◆ **Excerpted records**
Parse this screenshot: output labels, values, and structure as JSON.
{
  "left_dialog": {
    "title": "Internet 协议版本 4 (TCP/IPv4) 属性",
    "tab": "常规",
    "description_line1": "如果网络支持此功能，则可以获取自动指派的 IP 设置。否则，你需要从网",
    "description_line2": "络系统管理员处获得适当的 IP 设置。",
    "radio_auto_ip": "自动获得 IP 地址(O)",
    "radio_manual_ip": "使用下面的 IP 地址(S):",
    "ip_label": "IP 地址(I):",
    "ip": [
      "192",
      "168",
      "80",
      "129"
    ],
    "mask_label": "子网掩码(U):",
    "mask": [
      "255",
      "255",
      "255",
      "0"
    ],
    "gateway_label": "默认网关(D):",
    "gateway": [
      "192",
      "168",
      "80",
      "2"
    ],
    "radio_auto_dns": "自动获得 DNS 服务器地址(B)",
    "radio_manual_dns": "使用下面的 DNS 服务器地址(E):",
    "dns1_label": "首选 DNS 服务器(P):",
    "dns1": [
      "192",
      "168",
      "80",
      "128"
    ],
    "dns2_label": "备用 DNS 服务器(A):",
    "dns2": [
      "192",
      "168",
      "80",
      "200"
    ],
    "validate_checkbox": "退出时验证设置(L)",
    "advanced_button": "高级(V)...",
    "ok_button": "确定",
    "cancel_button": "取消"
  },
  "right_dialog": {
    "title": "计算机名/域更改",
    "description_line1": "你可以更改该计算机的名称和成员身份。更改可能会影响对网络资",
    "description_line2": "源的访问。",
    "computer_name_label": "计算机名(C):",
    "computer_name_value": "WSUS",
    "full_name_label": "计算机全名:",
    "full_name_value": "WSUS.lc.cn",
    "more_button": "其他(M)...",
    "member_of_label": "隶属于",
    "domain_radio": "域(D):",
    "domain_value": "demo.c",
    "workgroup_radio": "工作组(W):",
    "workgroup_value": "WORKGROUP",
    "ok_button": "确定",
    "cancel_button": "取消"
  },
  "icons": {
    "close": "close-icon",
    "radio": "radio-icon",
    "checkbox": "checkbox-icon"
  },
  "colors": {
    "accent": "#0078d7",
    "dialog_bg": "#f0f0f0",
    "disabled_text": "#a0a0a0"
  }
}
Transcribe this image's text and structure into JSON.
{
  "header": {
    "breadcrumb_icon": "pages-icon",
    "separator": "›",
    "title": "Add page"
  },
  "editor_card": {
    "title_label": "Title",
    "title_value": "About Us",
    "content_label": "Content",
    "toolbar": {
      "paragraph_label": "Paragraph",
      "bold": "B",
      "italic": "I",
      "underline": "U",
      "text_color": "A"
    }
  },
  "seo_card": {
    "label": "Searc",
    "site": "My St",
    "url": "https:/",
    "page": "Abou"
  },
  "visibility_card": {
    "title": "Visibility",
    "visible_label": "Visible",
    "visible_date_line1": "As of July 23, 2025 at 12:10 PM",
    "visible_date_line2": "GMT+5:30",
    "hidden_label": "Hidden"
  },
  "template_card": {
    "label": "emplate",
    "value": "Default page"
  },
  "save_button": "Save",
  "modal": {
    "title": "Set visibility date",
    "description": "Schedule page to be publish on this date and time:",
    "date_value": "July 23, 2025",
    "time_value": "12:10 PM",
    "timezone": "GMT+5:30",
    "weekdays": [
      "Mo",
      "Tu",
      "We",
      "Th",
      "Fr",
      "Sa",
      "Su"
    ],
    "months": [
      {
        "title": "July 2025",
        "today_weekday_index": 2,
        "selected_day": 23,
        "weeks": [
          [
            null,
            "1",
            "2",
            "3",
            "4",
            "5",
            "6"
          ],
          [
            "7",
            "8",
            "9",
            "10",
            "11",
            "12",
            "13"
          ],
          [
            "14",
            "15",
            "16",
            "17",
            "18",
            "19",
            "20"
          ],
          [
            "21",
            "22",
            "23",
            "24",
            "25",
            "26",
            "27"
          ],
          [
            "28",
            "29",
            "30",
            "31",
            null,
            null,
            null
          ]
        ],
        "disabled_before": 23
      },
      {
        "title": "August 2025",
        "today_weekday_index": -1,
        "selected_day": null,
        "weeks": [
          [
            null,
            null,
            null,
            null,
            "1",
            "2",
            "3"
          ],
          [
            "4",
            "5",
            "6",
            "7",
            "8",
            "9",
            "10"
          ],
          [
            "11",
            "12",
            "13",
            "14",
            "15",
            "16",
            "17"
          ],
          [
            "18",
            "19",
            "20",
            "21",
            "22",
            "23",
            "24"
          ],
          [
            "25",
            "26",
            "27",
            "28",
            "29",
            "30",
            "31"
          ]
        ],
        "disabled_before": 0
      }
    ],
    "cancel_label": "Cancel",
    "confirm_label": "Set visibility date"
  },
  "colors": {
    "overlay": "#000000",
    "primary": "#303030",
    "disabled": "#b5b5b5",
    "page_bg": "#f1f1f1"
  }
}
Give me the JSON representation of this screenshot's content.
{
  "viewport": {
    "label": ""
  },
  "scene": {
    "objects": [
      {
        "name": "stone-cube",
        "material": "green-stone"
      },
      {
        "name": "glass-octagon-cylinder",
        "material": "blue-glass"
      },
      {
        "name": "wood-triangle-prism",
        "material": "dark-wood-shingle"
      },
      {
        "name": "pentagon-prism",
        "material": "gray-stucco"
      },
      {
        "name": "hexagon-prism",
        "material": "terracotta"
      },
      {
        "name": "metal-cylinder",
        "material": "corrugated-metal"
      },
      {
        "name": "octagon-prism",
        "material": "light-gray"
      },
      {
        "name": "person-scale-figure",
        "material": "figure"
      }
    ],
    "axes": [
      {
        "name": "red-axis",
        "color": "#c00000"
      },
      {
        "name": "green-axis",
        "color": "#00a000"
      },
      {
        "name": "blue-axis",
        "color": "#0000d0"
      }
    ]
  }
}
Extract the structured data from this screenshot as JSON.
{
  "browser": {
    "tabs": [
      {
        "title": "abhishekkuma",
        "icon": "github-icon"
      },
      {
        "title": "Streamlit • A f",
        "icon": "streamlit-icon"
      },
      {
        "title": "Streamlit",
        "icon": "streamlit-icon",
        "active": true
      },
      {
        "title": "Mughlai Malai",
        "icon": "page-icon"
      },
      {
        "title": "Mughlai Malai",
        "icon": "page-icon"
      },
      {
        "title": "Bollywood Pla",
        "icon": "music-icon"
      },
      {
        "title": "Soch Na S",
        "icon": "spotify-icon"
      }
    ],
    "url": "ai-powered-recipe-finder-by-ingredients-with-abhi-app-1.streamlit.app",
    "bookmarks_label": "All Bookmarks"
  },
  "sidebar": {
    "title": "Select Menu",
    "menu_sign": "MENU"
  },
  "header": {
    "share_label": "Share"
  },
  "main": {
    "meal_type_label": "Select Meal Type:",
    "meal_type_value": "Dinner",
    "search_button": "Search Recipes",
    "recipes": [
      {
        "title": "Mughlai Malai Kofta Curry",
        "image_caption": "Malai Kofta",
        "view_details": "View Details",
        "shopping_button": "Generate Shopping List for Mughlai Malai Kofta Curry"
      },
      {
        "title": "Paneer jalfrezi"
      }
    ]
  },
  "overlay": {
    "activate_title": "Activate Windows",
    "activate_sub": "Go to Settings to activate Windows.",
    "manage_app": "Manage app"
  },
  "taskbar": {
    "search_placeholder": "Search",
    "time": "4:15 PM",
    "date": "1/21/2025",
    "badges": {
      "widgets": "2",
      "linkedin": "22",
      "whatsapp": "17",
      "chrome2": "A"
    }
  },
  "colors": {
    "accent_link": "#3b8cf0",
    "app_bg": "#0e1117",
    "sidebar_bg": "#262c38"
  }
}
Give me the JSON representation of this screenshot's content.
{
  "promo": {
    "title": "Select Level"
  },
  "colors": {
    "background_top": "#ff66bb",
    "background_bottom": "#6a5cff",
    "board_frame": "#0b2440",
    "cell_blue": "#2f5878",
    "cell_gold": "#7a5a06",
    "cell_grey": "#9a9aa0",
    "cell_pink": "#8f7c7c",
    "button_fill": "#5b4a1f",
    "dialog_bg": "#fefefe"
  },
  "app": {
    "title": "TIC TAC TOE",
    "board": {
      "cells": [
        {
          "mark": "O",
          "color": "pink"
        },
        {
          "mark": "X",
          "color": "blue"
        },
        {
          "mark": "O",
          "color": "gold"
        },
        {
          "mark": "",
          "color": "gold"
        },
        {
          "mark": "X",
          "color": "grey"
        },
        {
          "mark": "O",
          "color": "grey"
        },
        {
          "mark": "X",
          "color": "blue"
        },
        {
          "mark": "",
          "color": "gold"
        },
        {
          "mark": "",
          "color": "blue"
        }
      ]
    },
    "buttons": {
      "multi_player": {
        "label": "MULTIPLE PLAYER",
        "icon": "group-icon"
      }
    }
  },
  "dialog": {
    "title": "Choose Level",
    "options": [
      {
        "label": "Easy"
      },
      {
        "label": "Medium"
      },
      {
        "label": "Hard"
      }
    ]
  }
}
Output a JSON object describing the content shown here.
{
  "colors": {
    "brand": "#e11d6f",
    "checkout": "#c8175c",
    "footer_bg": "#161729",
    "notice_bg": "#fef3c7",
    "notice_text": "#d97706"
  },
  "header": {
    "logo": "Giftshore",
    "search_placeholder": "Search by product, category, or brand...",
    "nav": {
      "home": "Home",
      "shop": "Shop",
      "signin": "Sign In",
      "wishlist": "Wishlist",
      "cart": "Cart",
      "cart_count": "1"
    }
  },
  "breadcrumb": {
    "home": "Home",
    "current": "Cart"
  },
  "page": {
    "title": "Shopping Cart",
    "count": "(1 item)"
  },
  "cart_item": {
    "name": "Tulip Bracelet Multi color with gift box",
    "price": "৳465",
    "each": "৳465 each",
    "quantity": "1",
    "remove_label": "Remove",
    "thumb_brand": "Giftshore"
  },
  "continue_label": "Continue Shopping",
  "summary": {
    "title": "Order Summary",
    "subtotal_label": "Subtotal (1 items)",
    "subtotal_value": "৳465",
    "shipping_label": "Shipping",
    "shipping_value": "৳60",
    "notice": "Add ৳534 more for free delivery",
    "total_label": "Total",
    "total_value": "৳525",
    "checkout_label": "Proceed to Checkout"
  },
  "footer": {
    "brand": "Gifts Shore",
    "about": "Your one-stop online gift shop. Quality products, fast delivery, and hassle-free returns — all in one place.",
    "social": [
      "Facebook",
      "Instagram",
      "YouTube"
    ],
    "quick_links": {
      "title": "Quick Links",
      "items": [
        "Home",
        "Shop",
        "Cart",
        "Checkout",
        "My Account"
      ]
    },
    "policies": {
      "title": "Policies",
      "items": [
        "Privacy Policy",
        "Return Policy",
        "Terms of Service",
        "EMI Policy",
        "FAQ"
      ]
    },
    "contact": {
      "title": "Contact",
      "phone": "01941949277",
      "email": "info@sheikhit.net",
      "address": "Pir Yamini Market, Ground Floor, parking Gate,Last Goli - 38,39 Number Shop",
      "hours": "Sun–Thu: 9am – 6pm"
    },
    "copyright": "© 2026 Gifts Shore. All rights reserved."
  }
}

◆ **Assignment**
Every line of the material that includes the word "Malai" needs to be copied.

◆ **Exercise answer**
        "title": "Mughlai Malai",
        "title": "Mughlai Malai",
        "title": "Mughlai Malai Kofta Curry",
        "image_caption": "Malai Kofta",
        "shopping_button": "Generate Shopping List for Mughlai Malai Kofta Curry"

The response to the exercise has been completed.